--- Dataset extract Enclosed Below ---

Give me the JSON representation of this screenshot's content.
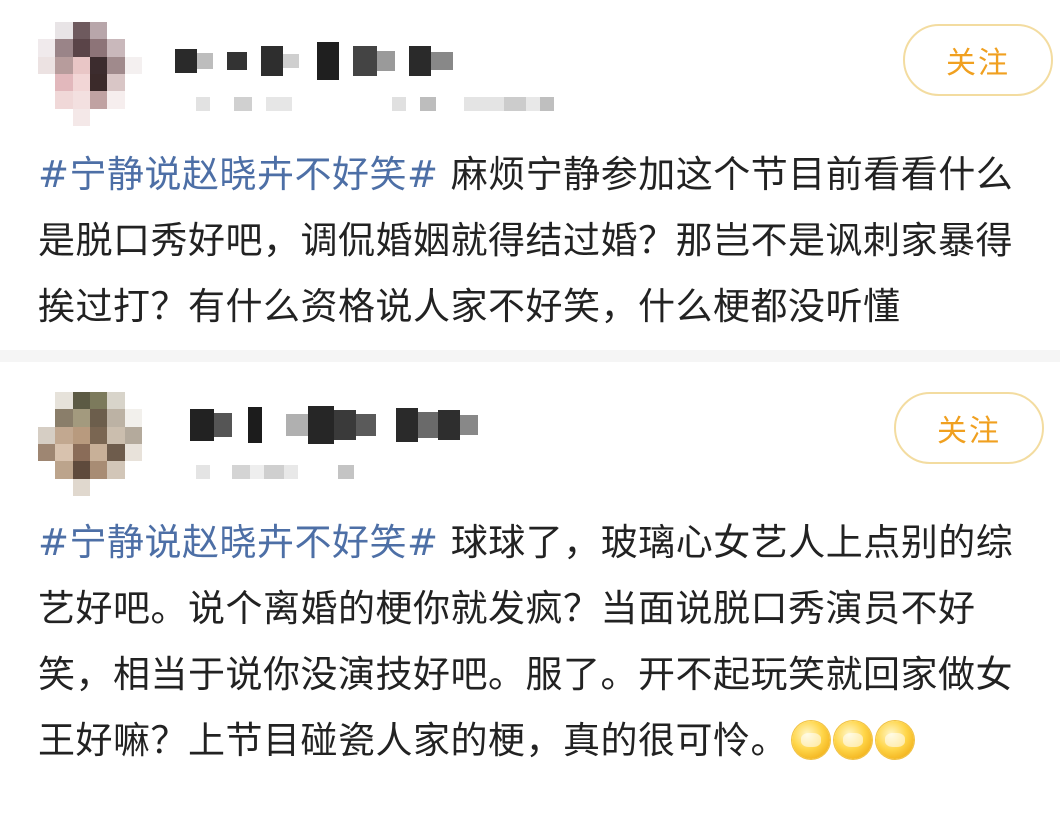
{
  "posts": [
    {
      "follow_label": "关注",
      "hashtag": "#宁静说赵晓卉不好笑#",
      "body": " 麻烦宁静参加这个节目前看看什么是脱口秀好吧，调侃婚姻就得结过婚？那岂不是讽刺家暴得挨过打？有什么资格说人家不好笑，什么梗都没听懂",
      "emoji_count": 0
    },
    {
      "follow_label": "关注",
      "hashtag": "#宁静说赵晓卉不好笑#",
      "body": " 球球了，玻璃心女艺人上点别的综艺好吧。说个离婚的梗你就发疯？当面说脱口秀演员不好笑，相当于说你没演技好吧。服了。开不起玩笑就回家做女王好嘛？上节目碰瓷人家的梗，真的很可怜。",
      "emoji_count": 3
    }
  ],
  "colors": {
    "hashtag": "#4d6fa6",
    "follow_text": "#f0a020",
    "follow_border": "#f3dca0",
    "body_text": "#222222"
  },
  "icons": {
    "emoji": "grinning-face-emoji"
  }
}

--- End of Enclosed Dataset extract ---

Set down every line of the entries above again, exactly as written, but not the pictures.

Give me the JSON representation of this screenshot's content.
{
  "posts": [
    {
      "follow_label": "关注",
      "hashtag": "#宁静说赵晓卉不好笑#",
      "body": " 麻烦宁静参加这个节目前看看什么是脱口秀好吧，调侃婚姻就得结过婚？那岂不是讽刺家暴得挨过打？有什么资格说人家不好笑，什么梗都没听懂",
      "emoji_count": 0
    },
    {
      "follow_label": "关注",
      "hashtag": "#宁静说赵晓卉不好笑#",
      "body": " 球球了，玻璃心女艺人上点别的综艺好吧。说个离婚的梗你就发疯？当面说脱口秀演员不好笑，相当于说你没演技好吧。服了。开不起玩笑就回家做女王好嘛？上节目碰瓷人家的梗，真的很可怜。",
      "emoji_count": 3
    }
  ],
  "colors": {
    "hashtag": "#4d6fa6",
    "follow_text": "#f0a020",
    "follow_border": "#f3dca0",
    "body_text": "#222222"
  },
  "icons": {
    "emoji": "grinning-face-emoji"
  }
}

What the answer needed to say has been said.